A teenage driver distracted by a cellphone was blamed for a 10-vehicle accident last October in York, Maine.
AJ St. Hilaire—Portsmouth Herald/AP

Last fall, a 17-year-old driver in Maine caused a 10-vehicle accident when she drove through a red light. According to police, the teen driver never noticed the light was red because—you guessed it—she was looking at her cellphone.

Luckily no one died in that accident. But the incident is part of a larger epidemic that is most certainly killing people on America's roads. Even as cars themselves are becoming safer thanks to better technology and design, the rise of smartphones has been correlated to higher rates of road accidents and traffic fatalities, insurance experts say. Last year 40,200 people died in traffic accidents, an increase of 14% over 2014.

Now auto insurers are jacking up premiums on drivers in response to the increase in collisions.

More accidents equate to higher costs for insurance companies, and insurers pass along these costs to customers. The Boston Globe reports that insurers plan on increasing auto premiums 3% to 6% on Massachusetts drivers this year, on top of increases of 6% to 9% in 2016. Insurers in North Carolina, meanwhile, have requested auto premium hikes averaging 13.8%, according to the Charlotte Observer. Drivers in neighboring South Carolina saw their auto insurance rates increase an average of 8.9% last year.

The increase smartphone usage behind the wheel is a significant reason behind the rising rates. “I would characterize distracted driving as a big factor,” Massachusetts Division of Insurance spokesman Chris Goetcheus told the Globe. “It’s resulting in more accidents out on the road.”

“Distracted driving was always there, but it just intensified as more applications for the smartphones became available,” said Bill Caldwell, executive vice president of property and casualty at Horace Mann Insurance, to the Wall Street Journal recently.
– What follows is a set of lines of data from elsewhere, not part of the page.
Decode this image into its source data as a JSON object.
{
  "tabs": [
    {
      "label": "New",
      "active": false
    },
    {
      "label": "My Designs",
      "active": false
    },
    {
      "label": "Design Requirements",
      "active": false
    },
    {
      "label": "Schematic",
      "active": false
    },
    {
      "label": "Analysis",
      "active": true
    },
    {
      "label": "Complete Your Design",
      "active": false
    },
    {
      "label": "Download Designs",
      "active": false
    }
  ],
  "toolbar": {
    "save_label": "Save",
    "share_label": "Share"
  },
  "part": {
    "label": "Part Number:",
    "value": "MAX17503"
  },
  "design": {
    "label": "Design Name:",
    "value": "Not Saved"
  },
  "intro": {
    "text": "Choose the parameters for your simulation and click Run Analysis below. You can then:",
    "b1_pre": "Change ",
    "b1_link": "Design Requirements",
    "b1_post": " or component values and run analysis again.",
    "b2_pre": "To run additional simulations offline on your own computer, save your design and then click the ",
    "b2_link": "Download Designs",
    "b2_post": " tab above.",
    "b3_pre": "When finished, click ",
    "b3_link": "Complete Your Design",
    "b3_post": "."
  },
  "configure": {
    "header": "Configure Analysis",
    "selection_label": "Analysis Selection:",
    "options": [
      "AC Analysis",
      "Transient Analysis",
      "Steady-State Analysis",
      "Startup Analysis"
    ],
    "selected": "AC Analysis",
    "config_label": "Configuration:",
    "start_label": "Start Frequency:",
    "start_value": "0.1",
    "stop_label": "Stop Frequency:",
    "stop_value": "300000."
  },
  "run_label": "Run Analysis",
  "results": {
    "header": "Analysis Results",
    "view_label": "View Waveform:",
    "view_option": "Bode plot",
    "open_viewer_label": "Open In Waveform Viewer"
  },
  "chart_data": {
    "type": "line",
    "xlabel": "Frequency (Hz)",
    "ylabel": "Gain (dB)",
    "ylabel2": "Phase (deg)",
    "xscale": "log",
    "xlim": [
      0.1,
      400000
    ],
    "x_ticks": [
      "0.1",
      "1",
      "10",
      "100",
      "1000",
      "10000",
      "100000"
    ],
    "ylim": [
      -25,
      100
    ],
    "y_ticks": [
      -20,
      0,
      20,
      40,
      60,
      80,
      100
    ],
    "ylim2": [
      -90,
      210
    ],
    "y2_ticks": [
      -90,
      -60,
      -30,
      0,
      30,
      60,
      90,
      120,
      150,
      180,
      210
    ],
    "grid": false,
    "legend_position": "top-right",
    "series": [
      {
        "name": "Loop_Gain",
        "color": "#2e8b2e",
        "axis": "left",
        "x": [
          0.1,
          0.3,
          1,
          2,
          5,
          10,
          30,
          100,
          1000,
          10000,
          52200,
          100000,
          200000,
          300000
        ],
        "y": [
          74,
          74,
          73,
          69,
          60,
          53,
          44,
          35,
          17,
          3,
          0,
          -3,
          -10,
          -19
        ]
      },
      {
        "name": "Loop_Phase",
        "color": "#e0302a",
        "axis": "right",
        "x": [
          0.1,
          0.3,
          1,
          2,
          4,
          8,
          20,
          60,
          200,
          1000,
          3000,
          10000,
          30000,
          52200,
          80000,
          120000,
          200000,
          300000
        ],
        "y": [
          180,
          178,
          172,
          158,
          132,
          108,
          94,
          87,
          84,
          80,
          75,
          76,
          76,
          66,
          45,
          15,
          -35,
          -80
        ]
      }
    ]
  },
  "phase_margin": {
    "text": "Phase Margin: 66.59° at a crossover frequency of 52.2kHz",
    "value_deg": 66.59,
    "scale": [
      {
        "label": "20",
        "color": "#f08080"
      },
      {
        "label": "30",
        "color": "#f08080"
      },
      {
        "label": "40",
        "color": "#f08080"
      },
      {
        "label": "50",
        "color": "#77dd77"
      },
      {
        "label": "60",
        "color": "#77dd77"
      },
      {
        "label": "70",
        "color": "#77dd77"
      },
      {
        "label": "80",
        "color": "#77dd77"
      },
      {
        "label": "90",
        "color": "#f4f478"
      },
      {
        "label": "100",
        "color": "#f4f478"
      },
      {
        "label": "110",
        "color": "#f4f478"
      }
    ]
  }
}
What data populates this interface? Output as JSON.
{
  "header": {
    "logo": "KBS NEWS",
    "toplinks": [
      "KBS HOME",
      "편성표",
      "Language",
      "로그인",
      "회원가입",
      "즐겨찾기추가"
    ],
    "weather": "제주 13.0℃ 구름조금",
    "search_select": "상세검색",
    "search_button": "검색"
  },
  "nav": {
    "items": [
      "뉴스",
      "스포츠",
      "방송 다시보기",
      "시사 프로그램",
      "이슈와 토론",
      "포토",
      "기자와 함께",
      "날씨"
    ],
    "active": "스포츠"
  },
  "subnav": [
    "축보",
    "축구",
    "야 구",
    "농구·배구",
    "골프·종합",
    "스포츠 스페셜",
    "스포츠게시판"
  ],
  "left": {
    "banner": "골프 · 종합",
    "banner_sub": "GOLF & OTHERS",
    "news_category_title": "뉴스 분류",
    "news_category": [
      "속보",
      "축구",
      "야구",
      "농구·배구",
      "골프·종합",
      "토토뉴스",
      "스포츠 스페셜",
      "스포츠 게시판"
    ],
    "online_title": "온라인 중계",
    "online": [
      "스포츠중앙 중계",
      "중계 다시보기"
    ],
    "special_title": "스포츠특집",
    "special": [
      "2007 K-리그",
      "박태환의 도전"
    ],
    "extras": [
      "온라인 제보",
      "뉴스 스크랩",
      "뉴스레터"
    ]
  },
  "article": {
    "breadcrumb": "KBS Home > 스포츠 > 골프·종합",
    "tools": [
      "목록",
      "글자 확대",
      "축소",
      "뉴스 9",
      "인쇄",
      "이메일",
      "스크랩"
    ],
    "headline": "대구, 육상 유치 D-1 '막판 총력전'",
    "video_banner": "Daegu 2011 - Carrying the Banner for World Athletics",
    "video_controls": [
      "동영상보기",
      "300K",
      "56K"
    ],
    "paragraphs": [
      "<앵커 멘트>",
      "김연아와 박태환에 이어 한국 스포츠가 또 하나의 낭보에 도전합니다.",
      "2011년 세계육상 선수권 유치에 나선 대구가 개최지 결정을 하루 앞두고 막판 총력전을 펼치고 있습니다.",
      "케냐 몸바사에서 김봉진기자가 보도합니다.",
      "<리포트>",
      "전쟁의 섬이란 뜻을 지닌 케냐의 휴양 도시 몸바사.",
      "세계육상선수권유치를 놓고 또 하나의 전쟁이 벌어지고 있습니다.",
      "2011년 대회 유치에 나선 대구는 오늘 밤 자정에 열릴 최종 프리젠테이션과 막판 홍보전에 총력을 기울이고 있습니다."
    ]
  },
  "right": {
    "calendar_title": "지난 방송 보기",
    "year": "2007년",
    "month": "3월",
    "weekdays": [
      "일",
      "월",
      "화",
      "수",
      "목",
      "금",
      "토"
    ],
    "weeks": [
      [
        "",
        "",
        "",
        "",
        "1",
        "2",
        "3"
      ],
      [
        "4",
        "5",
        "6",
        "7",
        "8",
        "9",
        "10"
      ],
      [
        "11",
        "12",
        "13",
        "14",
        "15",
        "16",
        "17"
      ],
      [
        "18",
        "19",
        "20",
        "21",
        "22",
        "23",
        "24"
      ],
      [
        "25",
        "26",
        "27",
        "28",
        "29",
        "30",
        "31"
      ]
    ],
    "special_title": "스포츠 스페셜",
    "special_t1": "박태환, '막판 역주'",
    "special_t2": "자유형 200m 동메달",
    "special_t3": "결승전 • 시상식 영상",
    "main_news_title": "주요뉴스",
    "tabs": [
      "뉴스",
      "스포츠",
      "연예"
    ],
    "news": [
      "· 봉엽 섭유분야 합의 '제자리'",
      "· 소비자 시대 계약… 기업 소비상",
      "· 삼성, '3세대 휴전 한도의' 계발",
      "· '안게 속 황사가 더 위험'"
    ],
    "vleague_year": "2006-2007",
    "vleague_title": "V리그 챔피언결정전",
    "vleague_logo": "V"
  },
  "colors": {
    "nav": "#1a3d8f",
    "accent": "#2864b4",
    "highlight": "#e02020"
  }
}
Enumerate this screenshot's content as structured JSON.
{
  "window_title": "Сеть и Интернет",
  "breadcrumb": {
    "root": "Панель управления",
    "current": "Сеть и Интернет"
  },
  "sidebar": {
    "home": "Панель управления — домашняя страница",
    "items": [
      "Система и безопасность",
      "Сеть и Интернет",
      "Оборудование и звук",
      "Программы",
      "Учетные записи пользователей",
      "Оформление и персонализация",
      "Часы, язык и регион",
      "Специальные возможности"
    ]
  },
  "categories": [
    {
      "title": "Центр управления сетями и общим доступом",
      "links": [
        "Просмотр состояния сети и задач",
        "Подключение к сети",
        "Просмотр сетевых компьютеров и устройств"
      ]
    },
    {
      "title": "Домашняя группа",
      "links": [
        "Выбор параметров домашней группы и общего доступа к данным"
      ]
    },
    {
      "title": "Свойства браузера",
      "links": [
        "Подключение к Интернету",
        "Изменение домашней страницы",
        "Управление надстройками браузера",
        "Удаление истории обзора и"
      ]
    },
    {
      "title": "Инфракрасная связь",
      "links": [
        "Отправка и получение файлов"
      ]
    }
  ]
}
The insurer plans on hiking auto insurance premiums an average of 8% this year on top of a 6.5% hike last year.

Young people appear to be disproportionately responsible for fatal road crashes involving a distracted driver—i.e. someone who might have been texting, scrolling through Snapchat messages, or using a navigation system. "Young drivers (age 16 to 24) have been observed manipulating electronic devices at higher rates than older drivers," the National Highway Traffic Safety Administration (NHTSA) reports, noting that 10% of drivers ages 15 to 19 involved in fatal crashes were distracted behind the wheel.

To be sure, distracted driving isn't the only reason rates are rising. The combination of cheap gas and an improving economy has resulted in more cars on the road, and more congestion is directly correlated to more accidents. What's more, the aftermath of the average accident has grown increasingly more expensive as well. Modern cars are packed with more high-tech features than their predecessors, so it costs more to repair them. In the past, it was “just fixing a bumper,” Allstate spokesperson Adam Polack explained to the Charlotte Observer. “Now it has a backup camera in it. So cars are more expensive to fix.”

Traffic accidents tend to involve lawsuits and medical bills as well, and since legal fees and health care costs have been rising faster than inflation, they too are pushing auto insurance rates skyward.

But if people paid attention to the road rather than their phones while driving, there would be fewer crashes—and fewer costs that insurers must cover.